we don’t enjoy repeating it but we continue to see the hurricane damage along the Intracoastal…..


Ultimately we reached the Halifax River and Daytona Beach…..    

It was rain off and on but Ron biked to the post office to mail a package to our grandson from the Space Museum and to CVS for provisions, while Karen caught up on laundry and changing linens on the boat (yes – those chores don’t go away on a boat!).

Later, after the rain had cleared and the sun came out, we biked around to look at the marina park and little shops and restaurants in Daytona Beach.


We had docktails on our bridge with Scott and Kristin (boat next to us, from Wisconsin that have another boat in Key West) , Jim and Lauren (Oar Knot) , Clive and Anne (from Australia)…

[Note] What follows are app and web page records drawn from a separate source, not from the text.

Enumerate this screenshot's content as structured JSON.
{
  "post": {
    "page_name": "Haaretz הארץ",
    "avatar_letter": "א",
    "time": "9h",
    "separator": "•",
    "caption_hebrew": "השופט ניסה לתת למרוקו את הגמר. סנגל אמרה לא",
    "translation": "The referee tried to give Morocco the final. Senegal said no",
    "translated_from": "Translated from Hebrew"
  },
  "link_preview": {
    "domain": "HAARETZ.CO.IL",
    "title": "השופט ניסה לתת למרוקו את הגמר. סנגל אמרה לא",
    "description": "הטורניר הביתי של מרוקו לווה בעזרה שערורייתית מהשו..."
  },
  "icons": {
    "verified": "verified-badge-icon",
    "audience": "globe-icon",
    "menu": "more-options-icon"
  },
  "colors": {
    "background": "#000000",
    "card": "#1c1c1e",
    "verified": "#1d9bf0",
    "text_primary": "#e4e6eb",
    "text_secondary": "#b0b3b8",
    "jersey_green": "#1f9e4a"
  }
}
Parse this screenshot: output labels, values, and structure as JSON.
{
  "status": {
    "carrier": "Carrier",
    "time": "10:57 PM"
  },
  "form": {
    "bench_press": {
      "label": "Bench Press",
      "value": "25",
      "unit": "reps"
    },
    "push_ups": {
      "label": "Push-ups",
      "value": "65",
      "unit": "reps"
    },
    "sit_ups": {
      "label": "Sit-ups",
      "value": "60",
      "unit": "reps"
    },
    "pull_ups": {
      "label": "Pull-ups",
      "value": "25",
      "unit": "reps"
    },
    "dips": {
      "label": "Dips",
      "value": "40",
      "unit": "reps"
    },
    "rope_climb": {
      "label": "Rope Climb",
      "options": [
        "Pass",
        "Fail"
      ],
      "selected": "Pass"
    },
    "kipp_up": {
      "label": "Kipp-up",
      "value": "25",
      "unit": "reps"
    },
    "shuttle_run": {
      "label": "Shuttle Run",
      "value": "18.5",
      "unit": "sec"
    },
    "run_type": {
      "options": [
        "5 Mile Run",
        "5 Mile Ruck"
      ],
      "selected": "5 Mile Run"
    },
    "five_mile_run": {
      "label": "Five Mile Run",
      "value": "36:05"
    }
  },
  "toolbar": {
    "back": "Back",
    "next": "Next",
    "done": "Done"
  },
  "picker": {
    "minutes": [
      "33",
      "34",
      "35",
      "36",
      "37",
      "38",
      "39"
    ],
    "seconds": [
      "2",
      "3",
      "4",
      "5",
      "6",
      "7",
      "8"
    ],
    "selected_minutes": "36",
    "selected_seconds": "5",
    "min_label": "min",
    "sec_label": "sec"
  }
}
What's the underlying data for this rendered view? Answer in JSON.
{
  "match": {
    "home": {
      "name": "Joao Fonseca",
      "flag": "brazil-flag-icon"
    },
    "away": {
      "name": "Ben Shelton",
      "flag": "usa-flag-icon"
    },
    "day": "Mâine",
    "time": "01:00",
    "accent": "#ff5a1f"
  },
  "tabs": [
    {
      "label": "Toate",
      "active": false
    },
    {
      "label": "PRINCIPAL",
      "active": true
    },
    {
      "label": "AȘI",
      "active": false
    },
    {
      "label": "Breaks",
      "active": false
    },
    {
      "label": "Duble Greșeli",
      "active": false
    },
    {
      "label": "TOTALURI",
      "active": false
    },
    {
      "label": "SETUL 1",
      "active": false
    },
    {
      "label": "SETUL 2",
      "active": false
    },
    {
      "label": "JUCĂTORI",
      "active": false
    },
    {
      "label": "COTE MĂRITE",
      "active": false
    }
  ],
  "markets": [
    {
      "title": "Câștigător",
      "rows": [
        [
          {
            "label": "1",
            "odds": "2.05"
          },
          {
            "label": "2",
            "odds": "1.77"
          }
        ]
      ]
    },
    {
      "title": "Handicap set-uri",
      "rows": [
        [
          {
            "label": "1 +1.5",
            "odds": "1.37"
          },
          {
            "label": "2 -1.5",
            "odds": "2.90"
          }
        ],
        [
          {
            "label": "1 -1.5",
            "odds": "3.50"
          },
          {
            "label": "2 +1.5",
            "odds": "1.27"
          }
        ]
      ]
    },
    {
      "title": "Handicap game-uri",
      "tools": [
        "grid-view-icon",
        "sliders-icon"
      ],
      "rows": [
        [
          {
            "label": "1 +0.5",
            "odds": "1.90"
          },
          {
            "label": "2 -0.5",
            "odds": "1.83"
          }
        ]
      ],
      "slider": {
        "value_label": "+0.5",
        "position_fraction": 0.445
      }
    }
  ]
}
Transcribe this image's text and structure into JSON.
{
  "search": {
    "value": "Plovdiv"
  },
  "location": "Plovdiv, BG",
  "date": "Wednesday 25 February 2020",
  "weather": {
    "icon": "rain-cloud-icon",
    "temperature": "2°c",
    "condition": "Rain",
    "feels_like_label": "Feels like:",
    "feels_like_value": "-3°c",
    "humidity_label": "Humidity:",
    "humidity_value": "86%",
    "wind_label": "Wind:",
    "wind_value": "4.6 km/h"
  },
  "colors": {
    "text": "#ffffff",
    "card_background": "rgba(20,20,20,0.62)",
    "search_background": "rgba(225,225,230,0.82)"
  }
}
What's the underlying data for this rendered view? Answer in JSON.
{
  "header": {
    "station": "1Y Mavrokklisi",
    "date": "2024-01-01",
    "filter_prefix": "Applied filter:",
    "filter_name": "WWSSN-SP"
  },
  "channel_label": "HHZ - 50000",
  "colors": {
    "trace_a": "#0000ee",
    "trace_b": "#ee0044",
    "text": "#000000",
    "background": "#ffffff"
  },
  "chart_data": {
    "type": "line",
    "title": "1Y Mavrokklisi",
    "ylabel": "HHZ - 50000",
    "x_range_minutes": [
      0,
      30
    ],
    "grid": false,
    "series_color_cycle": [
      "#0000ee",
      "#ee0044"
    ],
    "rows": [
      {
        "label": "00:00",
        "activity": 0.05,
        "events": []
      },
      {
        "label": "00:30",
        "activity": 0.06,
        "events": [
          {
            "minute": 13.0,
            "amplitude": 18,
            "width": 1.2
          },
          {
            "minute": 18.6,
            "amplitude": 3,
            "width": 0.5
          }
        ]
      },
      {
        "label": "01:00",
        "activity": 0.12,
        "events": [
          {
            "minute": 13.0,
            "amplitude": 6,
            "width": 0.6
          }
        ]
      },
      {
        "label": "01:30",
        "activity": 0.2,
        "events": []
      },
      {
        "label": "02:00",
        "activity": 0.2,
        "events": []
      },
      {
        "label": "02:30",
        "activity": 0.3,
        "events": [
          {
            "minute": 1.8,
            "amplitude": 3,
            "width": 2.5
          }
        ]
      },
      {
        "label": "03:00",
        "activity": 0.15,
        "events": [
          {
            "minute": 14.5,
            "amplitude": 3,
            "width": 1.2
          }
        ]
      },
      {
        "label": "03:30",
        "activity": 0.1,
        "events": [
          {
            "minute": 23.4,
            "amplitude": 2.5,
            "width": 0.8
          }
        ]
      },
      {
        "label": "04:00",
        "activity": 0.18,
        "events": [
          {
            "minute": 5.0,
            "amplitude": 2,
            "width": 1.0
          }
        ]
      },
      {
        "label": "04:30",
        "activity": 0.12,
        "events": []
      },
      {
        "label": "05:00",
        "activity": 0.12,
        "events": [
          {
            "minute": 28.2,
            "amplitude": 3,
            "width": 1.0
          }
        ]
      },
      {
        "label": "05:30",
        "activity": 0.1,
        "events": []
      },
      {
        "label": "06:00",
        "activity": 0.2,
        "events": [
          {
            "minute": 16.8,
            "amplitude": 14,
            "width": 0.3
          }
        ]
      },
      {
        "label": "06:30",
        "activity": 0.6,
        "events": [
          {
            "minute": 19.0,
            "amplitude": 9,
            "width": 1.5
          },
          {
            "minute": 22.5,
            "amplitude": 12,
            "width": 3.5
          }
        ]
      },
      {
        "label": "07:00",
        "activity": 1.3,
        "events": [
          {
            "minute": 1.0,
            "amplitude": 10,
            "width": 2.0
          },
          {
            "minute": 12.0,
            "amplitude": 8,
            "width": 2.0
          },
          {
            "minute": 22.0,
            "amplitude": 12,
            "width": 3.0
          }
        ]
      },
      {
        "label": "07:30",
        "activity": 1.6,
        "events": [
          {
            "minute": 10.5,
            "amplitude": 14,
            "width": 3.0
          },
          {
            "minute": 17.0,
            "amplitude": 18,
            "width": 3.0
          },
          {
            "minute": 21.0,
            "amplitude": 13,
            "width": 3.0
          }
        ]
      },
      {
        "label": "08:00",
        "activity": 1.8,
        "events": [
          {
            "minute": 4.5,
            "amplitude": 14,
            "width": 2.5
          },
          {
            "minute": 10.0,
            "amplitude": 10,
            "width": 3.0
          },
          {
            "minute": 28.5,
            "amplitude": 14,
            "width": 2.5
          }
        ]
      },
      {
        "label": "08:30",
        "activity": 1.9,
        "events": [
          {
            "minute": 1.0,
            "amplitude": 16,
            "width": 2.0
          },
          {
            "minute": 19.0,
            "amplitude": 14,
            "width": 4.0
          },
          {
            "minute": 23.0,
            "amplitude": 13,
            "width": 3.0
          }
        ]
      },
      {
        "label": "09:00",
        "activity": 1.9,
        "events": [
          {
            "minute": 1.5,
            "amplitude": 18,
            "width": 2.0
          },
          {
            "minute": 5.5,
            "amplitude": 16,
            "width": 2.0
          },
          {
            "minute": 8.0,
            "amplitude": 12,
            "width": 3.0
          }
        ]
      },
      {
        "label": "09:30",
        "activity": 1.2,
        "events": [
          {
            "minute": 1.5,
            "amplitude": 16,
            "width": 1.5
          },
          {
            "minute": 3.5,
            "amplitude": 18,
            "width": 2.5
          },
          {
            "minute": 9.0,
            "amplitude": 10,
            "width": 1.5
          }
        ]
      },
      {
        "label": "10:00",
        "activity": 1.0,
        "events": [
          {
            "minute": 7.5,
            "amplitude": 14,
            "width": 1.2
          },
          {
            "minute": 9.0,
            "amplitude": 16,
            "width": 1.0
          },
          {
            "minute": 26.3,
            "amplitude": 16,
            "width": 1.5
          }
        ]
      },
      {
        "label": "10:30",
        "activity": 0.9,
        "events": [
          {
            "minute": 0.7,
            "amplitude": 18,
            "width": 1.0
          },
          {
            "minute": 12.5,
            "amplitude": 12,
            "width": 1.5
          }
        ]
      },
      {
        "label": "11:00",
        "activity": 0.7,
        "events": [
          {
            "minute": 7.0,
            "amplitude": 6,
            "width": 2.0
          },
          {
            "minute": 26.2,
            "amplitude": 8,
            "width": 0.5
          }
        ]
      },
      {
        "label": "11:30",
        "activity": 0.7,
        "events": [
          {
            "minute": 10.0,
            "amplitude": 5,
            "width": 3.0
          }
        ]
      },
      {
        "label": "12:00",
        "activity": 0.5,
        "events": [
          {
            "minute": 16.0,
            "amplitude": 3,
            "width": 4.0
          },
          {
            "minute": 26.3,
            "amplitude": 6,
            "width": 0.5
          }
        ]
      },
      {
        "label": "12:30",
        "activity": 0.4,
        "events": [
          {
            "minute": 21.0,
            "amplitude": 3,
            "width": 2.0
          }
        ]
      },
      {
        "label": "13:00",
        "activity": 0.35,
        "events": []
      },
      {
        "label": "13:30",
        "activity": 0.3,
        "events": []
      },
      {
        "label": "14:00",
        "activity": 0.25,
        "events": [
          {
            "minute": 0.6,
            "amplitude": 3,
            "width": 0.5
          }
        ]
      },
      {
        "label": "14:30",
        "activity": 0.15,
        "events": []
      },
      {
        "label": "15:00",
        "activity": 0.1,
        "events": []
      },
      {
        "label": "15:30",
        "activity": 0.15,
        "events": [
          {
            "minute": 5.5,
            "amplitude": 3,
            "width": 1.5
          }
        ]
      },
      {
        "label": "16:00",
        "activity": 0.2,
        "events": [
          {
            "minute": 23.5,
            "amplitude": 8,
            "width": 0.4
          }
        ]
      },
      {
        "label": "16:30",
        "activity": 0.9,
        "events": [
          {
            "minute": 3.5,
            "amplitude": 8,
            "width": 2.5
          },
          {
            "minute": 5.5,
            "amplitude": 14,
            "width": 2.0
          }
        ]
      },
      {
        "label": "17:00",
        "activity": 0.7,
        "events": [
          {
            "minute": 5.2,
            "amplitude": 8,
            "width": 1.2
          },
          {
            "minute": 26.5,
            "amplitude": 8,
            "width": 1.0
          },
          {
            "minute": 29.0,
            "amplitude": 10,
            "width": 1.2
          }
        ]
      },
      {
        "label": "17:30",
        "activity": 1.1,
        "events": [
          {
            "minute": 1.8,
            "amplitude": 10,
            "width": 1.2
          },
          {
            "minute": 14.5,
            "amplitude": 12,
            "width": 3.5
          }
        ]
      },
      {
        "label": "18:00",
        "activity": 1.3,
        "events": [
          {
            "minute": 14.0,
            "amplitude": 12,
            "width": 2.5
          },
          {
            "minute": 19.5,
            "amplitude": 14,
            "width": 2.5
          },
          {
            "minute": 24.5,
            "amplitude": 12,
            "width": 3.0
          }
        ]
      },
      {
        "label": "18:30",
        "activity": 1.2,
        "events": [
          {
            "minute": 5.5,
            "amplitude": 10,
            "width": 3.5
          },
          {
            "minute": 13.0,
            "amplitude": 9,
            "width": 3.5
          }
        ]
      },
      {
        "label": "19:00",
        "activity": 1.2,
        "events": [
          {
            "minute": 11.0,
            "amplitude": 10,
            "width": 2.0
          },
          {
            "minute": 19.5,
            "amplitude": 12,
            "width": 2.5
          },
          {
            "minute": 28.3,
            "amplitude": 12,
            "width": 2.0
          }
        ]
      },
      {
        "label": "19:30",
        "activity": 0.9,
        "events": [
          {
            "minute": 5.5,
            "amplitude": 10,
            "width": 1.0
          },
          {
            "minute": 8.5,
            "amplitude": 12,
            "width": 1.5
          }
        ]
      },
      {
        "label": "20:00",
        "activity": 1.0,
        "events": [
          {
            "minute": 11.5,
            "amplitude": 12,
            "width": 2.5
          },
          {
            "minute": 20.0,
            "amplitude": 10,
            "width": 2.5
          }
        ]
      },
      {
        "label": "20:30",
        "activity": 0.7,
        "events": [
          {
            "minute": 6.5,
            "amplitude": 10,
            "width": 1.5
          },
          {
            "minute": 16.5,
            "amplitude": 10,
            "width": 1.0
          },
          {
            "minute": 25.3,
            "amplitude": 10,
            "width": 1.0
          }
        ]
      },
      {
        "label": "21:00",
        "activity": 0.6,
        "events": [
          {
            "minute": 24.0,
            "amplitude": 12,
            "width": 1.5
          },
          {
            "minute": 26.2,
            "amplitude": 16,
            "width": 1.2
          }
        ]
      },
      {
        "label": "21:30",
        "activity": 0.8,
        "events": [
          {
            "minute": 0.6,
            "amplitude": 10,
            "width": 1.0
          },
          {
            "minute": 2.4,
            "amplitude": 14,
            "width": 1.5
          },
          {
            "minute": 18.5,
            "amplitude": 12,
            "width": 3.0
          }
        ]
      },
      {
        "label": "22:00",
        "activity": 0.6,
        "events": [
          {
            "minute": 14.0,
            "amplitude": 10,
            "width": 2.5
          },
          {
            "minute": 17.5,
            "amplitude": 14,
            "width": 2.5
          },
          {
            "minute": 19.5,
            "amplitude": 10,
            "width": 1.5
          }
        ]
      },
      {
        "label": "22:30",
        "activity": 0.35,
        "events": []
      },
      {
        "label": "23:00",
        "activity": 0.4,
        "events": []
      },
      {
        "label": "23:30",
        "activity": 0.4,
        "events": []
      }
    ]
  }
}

Went to Zappi’s Italian Garden……for dinner with Scott & Kristin and Jim & Lauren in “a CAAAAAA”……(Boston dialect for “car”)……we don’t have the luxury of a vehicle often…..

On the T-head and around town…… (Mar 23-24)

We were fortunate at Titusville to be docked on the T-head (end of the dock).  It afforded us some beautiful sunrises as the boats came and went through the mouth of the harbor.  If you look close you will see the fins of dolphins topping the water in the early morning and putting on a show for us to enjoy.  They were very active each morning and evening in this harbor.


Our Grandson Bryson’s school project for next month is about Astronaut Neil Armstrong.  And what luck that we were in Titusville.  Because of it’s close proximity to the Kennedy Space Center, many astronauts called Titusville home.  With that in mind, we toured the American Space Museum there and learned much about Neil Armstrong that we can share with Bryson.


After absorbing as much local history as we could (on our boat bikes), we decided it was time to visit a local brewery located in the old hardware store.  We were fortunate that the food was as good as the beer (and Ron tried them all!).


While in Titusville, we biked for provisions and saw some unique “boats”…..



…….tomorrow on to Daytona Beach…………..